▸ **TASK PROMPT**: From the entries below, copy every line holding the word "value".
[[ INPUT, beginning ]]
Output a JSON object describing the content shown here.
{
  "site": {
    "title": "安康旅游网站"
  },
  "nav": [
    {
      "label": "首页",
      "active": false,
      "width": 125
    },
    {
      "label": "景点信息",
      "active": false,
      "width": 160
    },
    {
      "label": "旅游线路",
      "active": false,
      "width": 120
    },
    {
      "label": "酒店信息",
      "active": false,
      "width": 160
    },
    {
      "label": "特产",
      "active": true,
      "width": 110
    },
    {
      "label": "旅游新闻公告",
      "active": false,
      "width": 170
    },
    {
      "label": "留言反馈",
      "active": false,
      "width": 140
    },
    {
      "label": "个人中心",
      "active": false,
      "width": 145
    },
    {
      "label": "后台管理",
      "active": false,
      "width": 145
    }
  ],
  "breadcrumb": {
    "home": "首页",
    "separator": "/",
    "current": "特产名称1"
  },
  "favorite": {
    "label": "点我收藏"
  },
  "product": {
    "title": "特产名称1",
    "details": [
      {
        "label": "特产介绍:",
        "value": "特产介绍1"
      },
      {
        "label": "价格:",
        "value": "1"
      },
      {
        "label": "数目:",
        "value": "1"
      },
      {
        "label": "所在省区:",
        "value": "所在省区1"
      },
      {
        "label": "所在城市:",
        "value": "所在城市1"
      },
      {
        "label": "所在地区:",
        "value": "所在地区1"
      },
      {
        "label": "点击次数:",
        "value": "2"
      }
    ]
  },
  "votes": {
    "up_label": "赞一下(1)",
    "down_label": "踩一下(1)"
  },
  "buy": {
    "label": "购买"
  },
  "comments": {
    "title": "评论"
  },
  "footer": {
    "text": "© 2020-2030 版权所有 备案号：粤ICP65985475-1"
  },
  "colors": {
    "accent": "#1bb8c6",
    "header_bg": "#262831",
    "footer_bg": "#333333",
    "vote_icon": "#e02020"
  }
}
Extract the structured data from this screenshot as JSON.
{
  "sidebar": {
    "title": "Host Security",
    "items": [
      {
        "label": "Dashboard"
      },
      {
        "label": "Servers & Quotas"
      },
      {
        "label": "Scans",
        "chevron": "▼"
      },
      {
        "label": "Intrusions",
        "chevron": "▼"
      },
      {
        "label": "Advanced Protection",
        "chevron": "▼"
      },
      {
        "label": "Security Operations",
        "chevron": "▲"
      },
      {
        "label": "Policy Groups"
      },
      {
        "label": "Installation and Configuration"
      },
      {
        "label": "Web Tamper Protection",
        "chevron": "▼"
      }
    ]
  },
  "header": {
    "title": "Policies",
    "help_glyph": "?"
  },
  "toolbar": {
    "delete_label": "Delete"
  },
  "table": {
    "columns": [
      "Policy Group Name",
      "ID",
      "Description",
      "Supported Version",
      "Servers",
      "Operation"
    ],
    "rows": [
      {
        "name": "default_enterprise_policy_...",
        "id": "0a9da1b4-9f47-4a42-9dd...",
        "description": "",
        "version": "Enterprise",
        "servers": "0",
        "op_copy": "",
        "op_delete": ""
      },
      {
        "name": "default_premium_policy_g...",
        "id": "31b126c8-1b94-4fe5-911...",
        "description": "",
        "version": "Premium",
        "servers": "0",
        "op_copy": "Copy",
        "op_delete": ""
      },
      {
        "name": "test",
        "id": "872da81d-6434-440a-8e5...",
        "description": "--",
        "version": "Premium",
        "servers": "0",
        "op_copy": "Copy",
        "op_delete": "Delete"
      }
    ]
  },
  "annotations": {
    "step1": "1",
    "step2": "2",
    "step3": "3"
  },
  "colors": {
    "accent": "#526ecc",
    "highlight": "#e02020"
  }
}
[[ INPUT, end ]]
▸ **EXPECTED OUTPUT**:
        "value": "特产介绍1"
        "value": "1"
        "value": "1"
        "value": "所在省区1"
        "value": "所在城市1"
        "value": "所在地区1"
        "value": "2"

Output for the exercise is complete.